      Elizabeth Anderson, the political philosopher. She's brilliant, challenging, funny, and deals with libertarians in good faith. She's a role model of how to be a great progressive thinker.

      Don Herzog, legal/political theory. Same for Don.  Interesting that both are at my alma mater, Michigan.  I never had Liz for class, but have met her in person. Don I had for two classes.

      The late Warren Samuels was a non-Austrian economist whose work I respected deeply for many of the same reasons. I always learned from reading him.

      Finally, an Austrian, and one that might surprise some reading this:  Bob Murphy. Bob and I disagree on a number of things, on both economics and libertarianism, but Bob is an excellent economist whose work I respect. His book Choice is a terrific companion to Human Action and teaches well.

  • Steve Horwitz

    about 5 months ago

    It's just after 4, so thank you all for hanging out and asking some great questions.  Have a great weekend!

  • Luke McCormick

    about 5 months ago

    Hi Steve.  I want to ask you a question about one of my favorite topics, minimum wage laws.  Now (unless I'm gravely mistaken) you share my belief that they are not a good thing.  I frequently find myself explaining microeconomics to friends and acquaintences who haven't studied as much economics as I have, explaining how the quantity of hours demanded will fall in the face of a price floor. 

    Here's the thing: while I feel comfortable defending these ideas to people who have less training then I do, I'm aware that there appear to be a lot of people with far more training then me -- Ph.Ds, professors, hell Nobel and Clark medal winners -- who support wage minimums, even raising them.  The Chicago survey says that even though the majority of economists oppose them, about a third support them.  That's an awful lot of smart, well-trained people on the other side, far too many for me to feel very comfortable dismissing them.

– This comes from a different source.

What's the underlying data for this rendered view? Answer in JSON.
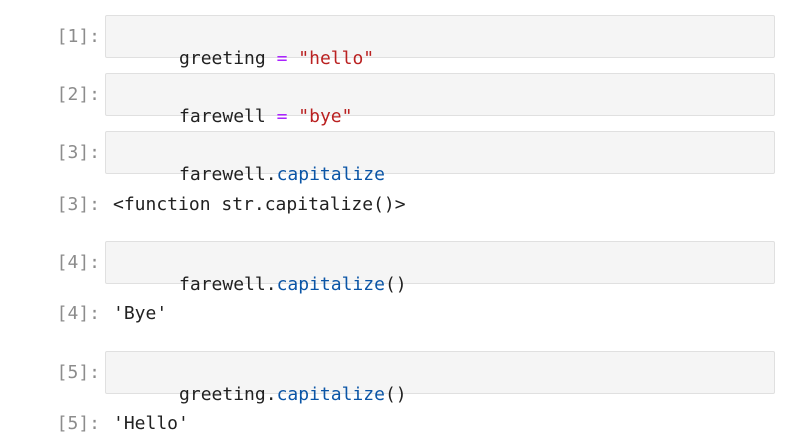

    I know it's awkward to explain somebody else's ideas that you don't believe yourself, but...could you?  I know very little about macro, and what I do makes me not trust it :)  Is there merit (even if it doesn't convince you) in their arguments?  Can you point me towards anything I can read in defense of minimum wages that doesn't fall apart immediately?  What are possible justifications?  Is there anything to the "bargaining power" theory I've heard?  (I've taken classes on negotiation, and I'm not aware of any strategy that says people gain power when their options are limited by a third party.)